WORKING DATA START
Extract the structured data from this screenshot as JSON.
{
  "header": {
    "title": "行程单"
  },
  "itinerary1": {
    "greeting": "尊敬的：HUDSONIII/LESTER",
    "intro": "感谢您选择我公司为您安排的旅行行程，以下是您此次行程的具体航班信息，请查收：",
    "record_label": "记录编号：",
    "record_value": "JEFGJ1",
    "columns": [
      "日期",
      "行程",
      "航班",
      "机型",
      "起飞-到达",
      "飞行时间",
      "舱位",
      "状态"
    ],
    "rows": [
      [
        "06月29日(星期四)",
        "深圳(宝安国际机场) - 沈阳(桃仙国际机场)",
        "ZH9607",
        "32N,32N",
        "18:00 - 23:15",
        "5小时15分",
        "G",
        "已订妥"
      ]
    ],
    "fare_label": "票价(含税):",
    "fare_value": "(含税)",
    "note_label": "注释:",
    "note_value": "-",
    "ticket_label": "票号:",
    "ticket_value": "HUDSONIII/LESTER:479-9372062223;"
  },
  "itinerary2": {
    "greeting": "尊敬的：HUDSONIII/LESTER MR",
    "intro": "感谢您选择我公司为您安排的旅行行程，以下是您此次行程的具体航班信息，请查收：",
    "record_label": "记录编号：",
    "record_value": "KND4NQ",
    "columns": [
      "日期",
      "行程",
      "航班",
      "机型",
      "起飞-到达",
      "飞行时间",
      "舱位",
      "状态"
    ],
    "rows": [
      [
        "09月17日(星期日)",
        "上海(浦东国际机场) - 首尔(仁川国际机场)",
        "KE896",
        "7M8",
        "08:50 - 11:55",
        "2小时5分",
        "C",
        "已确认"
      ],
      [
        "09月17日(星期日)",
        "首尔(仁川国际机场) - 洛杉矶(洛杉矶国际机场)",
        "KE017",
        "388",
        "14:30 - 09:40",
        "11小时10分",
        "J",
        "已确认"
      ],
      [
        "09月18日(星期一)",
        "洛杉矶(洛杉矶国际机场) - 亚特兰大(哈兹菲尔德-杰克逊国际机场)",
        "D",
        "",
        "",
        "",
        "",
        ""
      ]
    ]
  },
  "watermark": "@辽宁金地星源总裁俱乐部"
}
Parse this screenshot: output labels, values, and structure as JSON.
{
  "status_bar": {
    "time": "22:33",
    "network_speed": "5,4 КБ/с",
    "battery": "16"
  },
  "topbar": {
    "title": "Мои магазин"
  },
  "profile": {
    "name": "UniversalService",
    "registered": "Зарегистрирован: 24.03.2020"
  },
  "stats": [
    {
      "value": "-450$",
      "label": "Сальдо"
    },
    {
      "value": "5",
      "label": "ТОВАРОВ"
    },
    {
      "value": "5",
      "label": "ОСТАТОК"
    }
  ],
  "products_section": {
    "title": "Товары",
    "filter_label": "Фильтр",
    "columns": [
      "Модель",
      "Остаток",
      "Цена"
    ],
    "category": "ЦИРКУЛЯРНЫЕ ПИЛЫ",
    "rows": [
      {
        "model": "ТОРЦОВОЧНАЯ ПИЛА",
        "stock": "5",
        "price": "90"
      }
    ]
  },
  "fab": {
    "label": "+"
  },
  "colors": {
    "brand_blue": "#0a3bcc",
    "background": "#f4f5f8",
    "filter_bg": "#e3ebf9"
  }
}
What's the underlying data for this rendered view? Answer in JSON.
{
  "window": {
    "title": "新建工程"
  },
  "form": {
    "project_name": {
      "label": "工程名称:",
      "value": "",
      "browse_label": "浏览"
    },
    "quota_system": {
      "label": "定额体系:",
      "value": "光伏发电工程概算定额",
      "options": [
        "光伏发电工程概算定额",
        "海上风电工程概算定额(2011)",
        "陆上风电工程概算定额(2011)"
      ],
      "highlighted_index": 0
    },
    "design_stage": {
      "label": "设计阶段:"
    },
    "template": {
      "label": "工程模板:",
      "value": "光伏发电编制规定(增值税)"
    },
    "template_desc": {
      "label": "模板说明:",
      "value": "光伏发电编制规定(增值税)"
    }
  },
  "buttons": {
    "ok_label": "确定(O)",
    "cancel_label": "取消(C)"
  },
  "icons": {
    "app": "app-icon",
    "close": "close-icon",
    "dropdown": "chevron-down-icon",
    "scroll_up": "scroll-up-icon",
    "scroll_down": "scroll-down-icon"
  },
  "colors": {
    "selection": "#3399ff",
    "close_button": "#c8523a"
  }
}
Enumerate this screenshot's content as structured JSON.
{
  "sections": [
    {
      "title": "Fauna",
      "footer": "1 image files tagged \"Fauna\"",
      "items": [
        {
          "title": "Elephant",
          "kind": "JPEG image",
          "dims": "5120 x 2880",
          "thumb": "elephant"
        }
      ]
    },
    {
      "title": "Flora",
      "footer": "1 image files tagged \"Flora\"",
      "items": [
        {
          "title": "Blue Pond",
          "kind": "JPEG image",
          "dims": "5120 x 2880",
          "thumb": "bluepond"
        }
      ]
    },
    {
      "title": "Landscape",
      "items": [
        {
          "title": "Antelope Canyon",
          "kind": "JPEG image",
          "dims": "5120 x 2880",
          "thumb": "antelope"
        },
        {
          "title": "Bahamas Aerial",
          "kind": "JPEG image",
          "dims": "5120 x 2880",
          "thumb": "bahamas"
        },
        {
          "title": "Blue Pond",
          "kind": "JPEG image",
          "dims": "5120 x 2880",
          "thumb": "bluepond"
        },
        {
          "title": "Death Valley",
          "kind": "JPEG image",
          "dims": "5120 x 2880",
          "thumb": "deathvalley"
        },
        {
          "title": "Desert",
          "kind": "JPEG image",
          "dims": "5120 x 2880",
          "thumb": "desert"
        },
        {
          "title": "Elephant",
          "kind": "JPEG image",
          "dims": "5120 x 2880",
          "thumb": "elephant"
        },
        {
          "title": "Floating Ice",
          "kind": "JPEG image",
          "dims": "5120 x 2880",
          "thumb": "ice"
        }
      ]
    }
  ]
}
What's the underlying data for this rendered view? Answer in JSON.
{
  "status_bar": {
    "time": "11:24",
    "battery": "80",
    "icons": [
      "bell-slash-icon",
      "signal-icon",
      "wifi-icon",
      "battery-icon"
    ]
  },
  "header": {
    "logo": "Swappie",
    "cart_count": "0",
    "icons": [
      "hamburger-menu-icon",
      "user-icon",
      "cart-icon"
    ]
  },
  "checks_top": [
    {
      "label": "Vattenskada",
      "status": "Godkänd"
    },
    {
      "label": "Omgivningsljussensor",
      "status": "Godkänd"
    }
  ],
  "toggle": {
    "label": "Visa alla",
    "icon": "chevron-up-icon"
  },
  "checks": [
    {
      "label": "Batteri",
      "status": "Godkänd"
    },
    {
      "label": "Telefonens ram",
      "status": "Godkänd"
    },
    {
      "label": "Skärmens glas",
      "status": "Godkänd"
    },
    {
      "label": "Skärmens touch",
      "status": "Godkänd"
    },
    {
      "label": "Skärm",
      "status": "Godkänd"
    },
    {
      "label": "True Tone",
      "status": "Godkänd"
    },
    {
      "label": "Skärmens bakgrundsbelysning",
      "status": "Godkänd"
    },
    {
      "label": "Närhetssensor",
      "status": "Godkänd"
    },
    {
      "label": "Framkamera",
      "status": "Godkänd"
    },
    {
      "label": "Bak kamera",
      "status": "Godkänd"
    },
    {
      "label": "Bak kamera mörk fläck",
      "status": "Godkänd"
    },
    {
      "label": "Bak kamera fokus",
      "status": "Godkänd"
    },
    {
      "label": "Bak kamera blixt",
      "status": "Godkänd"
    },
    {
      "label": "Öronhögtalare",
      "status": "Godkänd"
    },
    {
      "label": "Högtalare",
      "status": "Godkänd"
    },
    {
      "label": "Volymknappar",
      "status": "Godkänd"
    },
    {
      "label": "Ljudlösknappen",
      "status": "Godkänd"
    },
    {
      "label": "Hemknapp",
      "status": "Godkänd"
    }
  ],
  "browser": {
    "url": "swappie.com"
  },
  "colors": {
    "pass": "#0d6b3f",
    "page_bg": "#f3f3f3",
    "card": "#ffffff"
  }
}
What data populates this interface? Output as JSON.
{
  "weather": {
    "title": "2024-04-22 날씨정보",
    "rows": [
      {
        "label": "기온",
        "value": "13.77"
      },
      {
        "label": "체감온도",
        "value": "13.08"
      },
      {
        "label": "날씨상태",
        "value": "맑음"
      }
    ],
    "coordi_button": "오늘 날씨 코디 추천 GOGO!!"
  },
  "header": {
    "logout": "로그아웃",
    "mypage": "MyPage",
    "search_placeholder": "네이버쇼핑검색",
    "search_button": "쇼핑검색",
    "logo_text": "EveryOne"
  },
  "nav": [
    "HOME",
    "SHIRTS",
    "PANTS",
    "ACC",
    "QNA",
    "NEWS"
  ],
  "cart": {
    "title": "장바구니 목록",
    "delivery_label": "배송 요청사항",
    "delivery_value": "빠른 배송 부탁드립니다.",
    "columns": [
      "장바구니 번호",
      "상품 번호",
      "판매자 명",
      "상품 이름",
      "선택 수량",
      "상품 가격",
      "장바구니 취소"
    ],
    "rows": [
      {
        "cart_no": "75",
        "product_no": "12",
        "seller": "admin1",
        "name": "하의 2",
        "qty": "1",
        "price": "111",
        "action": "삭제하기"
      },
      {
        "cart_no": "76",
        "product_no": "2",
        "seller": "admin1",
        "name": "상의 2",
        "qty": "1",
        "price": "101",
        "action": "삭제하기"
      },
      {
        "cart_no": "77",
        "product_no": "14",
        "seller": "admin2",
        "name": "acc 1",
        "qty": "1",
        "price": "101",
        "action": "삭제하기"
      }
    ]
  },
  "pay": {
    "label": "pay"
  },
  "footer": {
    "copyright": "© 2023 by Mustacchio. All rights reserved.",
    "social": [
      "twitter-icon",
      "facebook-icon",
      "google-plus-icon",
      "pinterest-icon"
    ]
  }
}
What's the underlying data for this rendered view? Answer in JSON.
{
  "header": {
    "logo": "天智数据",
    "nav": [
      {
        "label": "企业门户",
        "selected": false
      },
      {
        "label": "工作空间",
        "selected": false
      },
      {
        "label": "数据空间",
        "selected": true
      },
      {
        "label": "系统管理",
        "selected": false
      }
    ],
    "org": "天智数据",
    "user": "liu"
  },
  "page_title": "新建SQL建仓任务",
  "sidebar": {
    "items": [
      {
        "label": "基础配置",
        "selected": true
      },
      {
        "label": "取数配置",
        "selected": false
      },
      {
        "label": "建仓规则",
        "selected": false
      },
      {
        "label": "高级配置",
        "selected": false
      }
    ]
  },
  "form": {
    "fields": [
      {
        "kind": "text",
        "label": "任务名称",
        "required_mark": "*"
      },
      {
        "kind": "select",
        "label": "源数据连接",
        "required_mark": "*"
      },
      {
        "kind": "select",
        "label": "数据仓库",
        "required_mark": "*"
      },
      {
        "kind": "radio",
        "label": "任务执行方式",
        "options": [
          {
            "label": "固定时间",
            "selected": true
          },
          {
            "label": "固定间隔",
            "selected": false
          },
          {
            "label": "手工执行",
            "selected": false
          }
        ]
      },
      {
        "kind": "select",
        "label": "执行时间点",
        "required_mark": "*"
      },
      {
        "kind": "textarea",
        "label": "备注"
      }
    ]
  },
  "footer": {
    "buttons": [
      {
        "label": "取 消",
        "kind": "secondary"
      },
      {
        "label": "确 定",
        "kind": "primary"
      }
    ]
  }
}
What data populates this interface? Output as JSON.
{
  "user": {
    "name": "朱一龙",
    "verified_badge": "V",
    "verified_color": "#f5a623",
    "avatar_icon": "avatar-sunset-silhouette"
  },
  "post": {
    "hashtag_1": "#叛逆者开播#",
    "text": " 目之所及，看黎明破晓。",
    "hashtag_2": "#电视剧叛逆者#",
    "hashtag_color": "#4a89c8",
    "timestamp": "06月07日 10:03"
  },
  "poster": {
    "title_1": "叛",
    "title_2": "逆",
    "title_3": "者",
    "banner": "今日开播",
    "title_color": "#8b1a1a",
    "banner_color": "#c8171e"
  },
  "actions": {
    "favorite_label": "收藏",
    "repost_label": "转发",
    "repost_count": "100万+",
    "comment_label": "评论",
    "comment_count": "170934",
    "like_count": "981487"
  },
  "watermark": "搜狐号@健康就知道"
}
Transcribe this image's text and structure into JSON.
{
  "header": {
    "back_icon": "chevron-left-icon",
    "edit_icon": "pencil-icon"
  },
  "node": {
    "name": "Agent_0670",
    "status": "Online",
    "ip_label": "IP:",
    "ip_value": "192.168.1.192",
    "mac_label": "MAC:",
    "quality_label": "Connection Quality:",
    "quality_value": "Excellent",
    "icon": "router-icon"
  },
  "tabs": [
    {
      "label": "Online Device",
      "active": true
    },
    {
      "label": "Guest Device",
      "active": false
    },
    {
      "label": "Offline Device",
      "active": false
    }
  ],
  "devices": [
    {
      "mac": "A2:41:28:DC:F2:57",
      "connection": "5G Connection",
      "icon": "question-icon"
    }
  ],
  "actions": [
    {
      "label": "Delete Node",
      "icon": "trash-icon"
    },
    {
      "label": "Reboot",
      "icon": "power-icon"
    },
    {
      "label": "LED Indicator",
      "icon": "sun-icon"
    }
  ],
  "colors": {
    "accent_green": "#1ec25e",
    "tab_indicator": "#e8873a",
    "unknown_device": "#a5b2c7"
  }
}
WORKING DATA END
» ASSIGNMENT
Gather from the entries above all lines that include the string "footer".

» RESPONSE
      "footer": "1 image files tagged \"Fauna\"",
      "footer": "1 image files tagged \"Flora\"",
  "footer": {
  "footer": {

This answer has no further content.